Instead, we celebrate the more ancient (original, if you will) festivals as a way of learning the why behind what we do. It has also been a great way to stay firmly rooted in the present, with eyes wide open to every subtle shift and nuance in our days that- for instance- make one day Spring and the next Summer (see our May Day celebration last year).
It happens so organically, without much thought or effort, this seasonal celebrating; once it's part of the rhythm of your days, it's nothing extra at all. We are all subject to the effects of the seasons changing around us. We all must adapt to the weather warming, the hours of daylight increasing, the green things all around us growing... Instead of focusing on the things we'll have to do to overpower these changes and force our environments to conform to a constant we've made for ourselves, why not embrace those changes?
For our ancestors, being in tune with the seasonal subtleties of their environments was a matter of survival. These days, we have a greatly reduced need to stay in step with these forces- we have temperature control, permanent and reliable shelter, and access to food year-round.
However (as I've ranted before), I propose that an ancient part of us all still needs the connection to the Earth that was such a vital part of life for so long. In nurturing this connection, I believe we can find more peace, more calm, more wonder, and more time, and for us parents in particular that last one is a pretty good motivator, no?
So on that note, happy Flora, happy Beltane, happy Welpurgis Night, or happy May Day.

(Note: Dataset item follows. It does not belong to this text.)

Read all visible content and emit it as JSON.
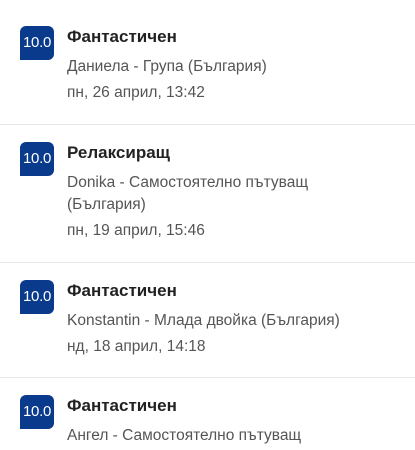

For some inspiration in incorporating seasonal celebrations and Waldorf-y goodness into your daily rhythm, this is a great article, and I'm loving this blog.